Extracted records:

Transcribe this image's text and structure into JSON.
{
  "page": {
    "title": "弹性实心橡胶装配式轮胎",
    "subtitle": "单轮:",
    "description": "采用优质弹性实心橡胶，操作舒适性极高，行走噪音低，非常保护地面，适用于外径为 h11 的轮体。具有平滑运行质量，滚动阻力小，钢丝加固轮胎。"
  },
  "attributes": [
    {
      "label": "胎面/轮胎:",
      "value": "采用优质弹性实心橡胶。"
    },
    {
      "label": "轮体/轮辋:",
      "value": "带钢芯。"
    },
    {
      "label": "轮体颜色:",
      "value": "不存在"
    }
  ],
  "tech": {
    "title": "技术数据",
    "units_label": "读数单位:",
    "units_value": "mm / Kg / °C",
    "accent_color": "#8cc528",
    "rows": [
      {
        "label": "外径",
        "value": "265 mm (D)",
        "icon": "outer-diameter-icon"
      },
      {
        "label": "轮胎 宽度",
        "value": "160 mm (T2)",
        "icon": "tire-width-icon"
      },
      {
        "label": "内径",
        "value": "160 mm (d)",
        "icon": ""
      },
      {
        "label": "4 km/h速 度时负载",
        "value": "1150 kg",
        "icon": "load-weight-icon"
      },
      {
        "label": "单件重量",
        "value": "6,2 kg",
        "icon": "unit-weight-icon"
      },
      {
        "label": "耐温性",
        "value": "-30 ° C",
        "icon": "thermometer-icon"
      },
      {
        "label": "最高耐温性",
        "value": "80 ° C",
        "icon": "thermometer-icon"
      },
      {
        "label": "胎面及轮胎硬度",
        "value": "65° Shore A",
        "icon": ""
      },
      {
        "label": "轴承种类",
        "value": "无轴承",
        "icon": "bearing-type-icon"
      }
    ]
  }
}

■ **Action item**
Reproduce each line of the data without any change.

■ **Output below**
Transcribe this image's text and structure into JSON.
{
  "page": {
    "title": "弹性实心橡胶装配式轮胎",
    "subtitle": "单轮:",
    "description": "采用优质弹性实心橡胶，操作舒适性极高，行走噪音低，非常保护地面，适用于外径为 h11 的轮体。具有平滑运行质量，滚动阻力小，钢丝加固轮胎。"
  },
  "attributes": [
    {
      "label": "胎面/轮胎:",
      "value": "采用优质弹性实心橡胶。"
    },
    {
      "label": "轮体/轮辋:",
      "value": "带钢芯。"
    },
    {
      "label": "轮体颜色:",
      "value": "不存在"
    }
  ],
  "tech": {
    "title": "技术数据",
    "units_label": "读数单位:",
    "units_value": "mm / Kg / °C",
    "accent_color": "#8cc528",
    "rows": [
      {
        "label": "外径",
        "value": "265 mm (D)",
        "icon": "outer-diameter-icon"
      },
      {
        "label": "轮胎 宽度",
        "value": "160 mm (T2)",
        "icon": "tire-width-icon"
      },
      {
        "label": "内径",
        "value": "160 mm (d)",
        "icon": ""
      },
      {
        "label": "4 km/h速 度时负载",
        "value": "1150 kg",
        "icon": "load-weight-icon"
      },
      {
        "label": "单件重量",
        "value": "6,2 kg",
        "icon": "unit-weight-icon"
      },
      {
        "label": "耐温性",
        "value": "-30 ° C",
        "icon": "thermometer-icon"
      },
      {
        "label": "最高耐温性",
        "value": "80 ° C",
        "icon": "thermometer-icon"
      },
      {
        "label": "胎面及轮胎硬度",
        "value": "65° Shore A",
        "icon": ""
      },
      {
        "label": "轴承种类",
        "value": "无轴承",
        "icon": "bearing-type-icon"
      }
    ]
  }
}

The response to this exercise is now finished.